In the new trial, Sirtris will test its SRT-2104 drug candidate in about 200 patients with Type 2 diabetes in the UK and Eastern Europe. Like in most mid-stage clinical trials, the primary aim of the study is to show whether the drug is safe and tolerable in those patients. Yet the secondary goals of the study are to show whether the drug reduces blood sugar levels and to measure the drug’s effect on patients’ insulin levels. The large trial isn’t expected to yield any data before late 2010.
SRT-2104 is designed to boost the production of one particular sirtuin enzyme, SRT1, which is believed to enhance metabolic function in cells and mimic the effects of a low-calorie diet. It is intended to be more specific in its action than resveratrol, which can have multiple biological effects, and it’s about 1,000 times as potent as the red-wine-derived compound. As Sirtris indicated last year, it has ended development of its proprietary formulation of resveratrol, SRT-501, for Type 2 diabetes, in favor of SRT-2104. In mouse studies, SRT-2104 reduced blood sugar levels and boosted the ability of the insulin to control blood sugar. The new clinical trial will provide an opportunity to see if such effects are reproducible in humans.
In addition to the diabetes work, Sirtris has done pre-clinical testing of its sirtuin-activator drugs on certain targets related to inflammation, such as TNF-alpha proteins. In mice, a compound known as SRT-2183 suppressed proteins that are overabundant in patients with inflammatory bowel disease. Still, Sirtris did not say whether it plans to pursue human clinical trials of an IBD treatment (although its preclinical work indicates that is a distinct possibility.)

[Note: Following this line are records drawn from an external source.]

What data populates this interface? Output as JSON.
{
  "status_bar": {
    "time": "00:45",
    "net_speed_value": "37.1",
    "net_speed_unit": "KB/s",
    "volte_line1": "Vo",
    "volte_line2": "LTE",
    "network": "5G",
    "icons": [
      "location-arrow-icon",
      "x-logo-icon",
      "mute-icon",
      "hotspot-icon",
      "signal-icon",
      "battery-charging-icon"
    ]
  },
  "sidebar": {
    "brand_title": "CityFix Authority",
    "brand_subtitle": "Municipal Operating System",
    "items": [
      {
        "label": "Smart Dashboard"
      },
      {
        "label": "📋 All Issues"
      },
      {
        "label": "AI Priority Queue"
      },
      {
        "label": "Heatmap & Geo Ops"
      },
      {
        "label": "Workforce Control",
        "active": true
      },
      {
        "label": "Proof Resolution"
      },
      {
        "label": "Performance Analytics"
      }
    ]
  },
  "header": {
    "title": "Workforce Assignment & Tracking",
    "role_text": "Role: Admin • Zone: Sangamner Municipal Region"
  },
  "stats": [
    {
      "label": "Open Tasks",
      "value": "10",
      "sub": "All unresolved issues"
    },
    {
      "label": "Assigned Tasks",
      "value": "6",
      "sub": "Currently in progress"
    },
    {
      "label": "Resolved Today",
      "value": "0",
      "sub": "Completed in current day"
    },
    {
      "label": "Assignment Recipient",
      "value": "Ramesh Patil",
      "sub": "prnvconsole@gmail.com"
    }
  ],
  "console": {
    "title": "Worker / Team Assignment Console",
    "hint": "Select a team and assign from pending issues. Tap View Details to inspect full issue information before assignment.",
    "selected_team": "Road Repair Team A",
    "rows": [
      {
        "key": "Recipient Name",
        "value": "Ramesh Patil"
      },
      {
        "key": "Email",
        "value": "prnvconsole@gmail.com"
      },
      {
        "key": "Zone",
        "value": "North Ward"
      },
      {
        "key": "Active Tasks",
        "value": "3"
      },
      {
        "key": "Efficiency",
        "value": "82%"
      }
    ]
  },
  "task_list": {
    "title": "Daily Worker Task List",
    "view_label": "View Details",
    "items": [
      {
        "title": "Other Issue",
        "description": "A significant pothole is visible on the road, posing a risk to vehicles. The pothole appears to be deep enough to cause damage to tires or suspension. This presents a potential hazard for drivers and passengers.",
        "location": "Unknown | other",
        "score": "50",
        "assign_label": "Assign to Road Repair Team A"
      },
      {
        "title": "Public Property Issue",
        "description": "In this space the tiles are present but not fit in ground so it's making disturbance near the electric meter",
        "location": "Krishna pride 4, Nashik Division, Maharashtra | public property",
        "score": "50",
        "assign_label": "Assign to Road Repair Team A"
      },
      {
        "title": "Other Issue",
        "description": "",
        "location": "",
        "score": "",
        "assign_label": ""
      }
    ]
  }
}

Sirtris CEO Christoph Westphal said during the Harvard Medical School meeting that there are 15 active clinical trials of drugs that activate sirtuins, at his firm and others around the world, to treat a variety of diseases. “There are going to be a lot of people working on it,” he said. “It’s a huge field.”